The extraordinary amount of IoT data that travel from the devices on which they are generated to the cloud for analysis, have two key requirements – immediate analysis and feedback, and continuous, long- term analytics. Fog computing is the answer to these needs for organizations including small businesses, healthcare providers, municipalities, airlines, consumers, utilities, and more.
These are just a few examples that are becoming more commonplace every day. The possibilities and opportunities are endless.
The use of smart technology in our homes is understood by virtually everyone even if they are not specifically using the devices themselves. Ring’s video doorbell, the Amazon Echo, Rachio’s smart sprinkler, Phillips’ Hue home lighting, the August keyless door lock, and Keen’s Home Smart Vent are just a handful of the IoT driven products which have entered our homes. They each utilize fog computing to deliver faster response times, improved service, and enhanced safety.
Like the smart home, wearable technology has been enthusiastically embraced by consumers who wear Apple watches, Fitbit Charge HR health/fitness bands, and the Motorola Moto 360, among other devices.
Municipalities across the country are creating smart cities by applying IoT technology to environmental quality controls, traffic and parking enforcement, waste management, and water conservation and distribution. These IoT solutions increase efficiencies, eliminate traffic jams, decrease pollution, reduce expenses, increase parking availability and improve public transit operations.
IoT is taking the management of our electric infrastructure to the next level. The smart grid consists of two-way electronic communication between the electric utility and its consumers to quickly respond to changing electricity needs. More efficient electricity transmission, quicker restoration after an outage, reduced operating costs, integration of renewable energy sources and consumer-owned power generating systems, and reduced peak demand are just a few of the benefits of a smart electric grid.
The Connected Car:
From the monitoring of internal car systems to driving assistance, emergency management, driver safety, fleet management and predictive maintenance, car manufacturers are continuously working to improve our safety, comfort, and overall driving experience.
Application opportunities for healthcare are vast as patients, physicians and healthcare facilities can all benefit.
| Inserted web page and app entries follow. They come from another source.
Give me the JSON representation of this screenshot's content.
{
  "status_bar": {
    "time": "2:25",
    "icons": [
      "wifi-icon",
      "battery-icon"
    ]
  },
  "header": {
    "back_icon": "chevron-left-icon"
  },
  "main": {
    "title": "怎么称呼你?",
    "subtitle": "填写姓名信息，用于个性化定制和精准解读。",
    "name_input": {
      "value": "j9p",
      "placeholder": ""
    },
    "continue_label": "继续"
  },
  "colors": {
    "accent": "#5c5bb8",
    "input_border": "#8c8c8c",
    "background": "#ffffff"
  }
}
IoT devices connected to EHR systems help keep patients healthy and improve the level of care doctors provide while doctor’s offices, hospitals and other healthcare facilities are able to keep track of inventory.
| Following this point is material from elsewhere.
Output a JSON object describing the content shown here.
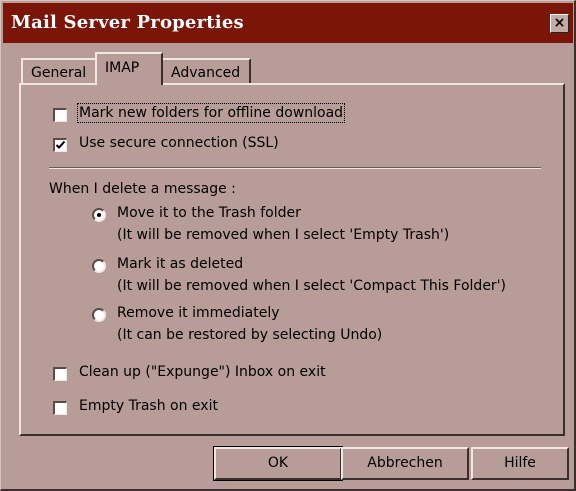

The Smart Factory:
The smart factory is moving beyond simple monitoring for impending equipment failure, to intelligent product and supply chain management where systems coordinate the factory’s manufacturing and distribution and update management on aftermarket services like product repairs.
From plane engines to wing flaps to landing gear, today’s planes are fully connected networks in themselves, delivering real-time information on performance and maintenance from takeoff to landing. Just one Boeing 787 jet can produce more than a third of a terabyte of data per flight.
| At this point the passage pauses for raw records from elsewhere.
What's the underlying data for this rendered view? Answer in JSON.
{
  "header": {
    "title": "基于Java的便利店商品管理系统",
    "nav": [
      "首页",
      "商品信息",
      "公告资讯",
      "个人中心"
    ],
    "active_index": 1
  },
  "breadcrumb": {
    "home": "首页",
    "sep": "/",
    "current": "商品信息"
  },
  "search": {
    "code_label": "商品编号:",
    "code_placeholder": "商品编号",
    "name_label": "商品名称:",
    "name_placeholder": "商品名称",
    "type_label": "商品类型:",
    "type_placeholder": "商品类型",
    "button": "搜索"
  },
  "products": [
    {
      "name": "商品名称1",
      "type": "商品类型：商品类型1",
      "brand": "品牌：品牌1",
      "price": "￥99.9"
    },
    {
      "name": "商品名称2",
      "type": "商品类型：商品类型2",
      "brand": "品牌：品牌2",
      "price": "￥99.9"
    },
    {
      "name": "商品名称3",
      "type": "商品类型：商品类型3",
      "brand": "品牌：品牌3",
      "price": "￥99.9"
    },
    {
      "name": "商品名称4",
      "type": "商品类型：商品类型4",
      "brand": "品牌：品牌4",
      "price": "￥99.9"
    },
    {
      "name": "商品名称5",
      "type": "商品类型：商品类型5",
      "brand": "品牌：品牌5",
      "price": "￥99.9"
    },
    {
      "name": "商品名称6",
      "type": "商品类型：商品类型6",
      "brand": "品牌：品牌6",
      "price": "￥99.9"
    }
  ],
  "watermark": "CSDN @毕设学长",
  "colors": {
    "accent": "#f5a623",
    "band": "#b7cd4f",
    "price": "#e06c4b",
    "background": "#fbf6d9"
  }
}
Fog computing and the Internet of Things is the new technology frontier which is just now beginning to come into focus. Fog computing is not going to replace the cloud but act as a supplement to it, playing a critical role when needed but enabling the cloud to continue to play its role as well.
While fog computing and edge technologies meet the requirements for speed of analysis, deeper insights and immediacy of response, cloud computing will continue to be used for analysis over time, big data analytics and long-term storage. Both have their place in helping companies improve agility, lower costs and achieve their computing and business needs.